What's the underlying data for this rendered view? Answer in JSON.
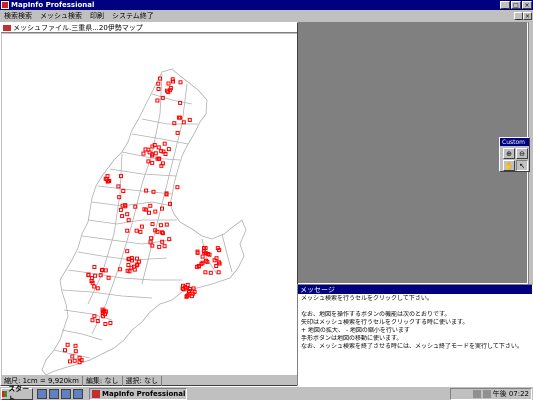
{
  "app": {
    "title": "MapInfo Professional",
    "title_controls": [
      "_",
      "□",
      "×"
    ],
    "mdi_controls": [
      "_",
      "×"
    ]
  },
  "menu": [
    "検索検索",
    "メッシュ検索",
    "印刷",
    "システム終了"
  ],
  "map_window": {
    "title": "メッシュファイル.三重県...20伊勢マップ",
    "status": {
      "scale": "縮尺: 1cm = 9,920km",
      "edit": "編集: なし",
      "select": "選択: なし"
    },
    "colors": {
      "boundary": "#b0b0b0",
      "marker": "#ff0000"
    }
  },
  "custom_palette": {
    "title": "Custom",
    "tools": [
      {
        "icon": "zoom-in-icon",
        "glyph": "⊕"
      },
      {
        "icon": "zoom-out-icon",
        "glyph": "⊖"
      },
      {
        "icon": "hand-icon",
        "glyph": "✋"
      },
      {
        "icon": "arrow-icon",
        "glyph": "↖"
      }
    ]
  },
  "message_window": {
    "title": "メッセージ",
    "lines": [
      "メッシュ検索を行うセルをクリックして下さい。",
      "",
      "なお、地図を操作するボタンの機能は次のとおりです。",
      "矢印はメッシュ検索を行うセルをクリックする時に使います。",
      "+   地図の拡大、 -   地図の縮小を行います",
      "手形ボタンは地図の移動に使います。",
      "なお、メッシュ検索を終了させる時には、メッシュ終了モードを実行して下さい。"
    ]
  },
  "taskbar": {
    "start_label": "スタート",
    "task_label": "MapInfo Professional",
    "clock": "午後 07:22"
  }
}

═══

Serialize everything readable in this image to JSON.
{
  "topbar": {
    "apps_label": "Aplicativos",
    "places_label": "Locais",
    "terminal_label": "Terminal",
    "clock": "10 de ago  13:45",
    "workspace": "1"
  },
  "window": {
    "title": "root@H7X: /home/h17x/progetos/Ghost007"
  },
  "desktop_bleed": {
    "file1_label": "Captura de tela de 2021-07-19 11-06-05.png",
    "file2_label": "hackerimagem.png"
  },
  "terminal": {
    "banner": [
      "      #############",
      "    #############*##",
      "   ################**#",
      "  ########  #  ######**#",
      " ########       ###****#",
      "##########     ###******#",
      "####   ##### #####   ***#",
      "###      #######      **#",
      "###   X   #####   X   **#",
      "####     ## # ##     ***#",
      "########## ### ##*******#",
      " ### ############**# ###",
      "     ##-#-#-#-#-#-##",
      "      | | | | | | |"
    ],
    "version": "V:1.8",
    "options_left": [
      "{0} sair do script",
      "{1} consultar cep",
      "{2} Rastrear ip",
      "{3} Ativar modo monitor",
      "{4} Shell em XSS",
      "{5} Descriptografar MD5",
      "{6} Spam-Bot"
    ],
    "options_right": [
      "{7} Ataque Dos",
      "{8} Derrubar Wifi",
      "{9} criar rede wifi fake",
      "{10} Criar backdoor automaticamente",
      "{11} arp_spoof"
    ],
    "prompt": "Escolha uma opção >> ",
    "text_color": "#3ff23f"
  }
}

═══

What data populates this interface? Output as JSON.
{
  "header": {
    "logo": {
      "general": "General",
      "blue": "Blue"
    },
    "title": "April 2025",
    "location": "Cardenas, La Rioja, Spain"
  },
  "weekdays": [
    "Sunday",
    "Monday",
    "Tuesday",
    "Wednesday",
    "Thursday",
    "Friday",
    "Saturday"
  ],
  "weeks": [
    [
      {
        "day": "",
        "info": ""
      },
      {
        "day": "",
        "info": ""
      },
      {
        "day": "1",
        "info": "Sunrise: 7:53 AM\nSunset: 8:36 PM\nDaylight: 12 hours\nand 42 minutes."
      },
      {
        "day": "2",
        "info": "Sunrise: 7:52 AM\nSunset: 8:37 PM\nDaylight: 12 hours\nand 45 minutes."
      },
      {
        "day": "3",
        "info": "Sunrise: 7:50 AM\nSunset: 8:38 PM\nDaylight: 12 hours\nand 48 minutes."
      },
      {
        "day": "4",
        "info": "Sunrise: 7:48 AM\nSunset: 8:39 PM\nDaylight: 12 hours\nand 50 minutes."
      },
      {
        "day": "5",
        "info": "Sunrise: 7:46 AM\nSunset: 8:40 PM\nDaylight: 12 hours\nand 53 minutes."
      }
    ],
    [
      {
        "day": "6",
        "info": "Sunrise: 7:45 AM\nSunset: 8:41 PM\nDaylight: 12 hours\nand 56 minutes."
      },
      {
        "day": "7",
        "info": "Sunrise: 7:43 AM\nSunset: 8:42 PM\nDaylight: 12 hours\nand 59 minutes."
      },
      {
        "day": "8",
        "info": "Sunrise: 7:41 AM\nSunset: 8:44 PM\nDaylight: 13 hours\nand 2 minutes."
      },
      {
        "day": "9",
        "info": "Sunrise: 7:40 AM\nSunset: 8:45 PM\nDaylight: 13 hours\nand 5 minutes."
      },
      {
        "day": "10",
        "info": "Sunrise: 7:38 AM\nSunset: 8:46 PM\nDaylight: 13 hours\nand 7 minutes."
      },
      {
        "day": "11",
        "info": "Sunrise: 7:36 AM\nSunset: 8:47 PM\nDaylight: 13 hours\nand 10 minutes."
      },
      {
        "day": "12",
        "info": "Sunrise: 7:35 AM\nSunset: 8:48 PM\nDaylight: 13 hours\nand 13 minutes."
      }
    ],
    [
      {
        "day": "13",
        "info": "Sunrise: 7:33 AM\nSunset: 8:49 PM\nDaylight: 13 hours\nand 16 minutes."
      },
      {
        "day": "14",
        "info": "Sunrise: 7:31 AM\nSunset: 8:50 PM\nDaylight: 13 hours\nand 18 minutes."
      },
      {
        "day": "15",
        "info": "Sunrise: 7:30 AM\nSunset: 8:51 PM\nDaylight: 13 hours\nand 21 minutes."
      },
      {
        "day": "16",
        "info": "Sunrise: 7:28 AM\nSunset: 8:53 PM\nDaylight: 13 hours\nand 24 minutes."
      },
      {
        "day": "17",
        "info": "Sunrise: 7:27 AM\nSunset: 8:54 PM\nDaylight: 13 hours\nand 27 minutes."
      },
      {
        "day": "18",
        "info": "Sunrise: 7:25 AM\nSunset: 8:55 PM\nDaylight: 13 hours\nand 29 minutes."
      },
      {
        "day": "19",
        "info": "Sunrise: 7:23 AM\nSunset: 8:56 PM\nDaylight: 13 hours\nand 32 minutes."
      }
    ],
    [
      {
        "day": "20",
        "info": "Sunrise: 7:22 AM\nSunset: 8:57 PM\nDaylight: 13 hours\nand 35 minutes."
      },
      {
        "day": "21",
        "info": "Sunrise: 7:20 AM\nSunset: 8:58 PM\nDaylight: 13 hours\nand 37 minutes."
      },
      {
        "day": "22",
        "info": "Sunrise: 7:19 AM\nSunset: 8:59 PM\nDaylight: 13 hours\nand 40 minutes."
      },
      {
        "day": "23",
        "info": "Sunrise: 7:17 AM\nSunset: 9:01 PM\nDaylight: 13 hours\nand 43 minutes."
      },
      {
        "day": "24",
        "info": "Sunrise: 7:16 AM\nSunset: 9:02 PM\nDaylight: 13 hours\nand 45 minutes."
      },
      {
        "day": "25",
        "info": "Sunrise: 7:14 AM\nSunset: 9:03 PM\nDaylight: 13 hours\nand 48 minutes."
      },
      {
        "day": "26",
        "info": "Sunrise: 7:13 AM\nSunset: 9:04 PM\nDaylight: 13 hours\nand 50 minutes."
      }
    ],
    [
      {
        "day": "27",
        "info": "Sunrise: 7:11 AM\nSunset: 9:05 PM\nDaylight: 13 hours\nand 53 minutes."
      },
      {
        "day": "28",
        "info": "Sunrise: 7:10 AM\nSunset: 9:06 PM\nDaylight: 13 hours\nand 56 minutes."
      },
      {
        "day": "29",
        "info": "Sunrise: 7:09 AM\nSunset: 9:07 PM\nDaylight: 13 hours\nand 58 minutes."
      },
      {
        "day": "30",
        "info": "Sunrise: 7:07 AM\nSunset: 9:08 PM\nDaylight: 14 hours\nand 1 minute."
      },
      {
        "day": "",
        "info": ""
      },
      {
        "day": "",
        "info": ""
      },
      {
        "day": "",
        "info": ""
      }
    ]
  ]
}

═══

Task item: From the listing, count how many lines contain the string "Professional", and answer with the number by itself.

Answer to the exercise: 2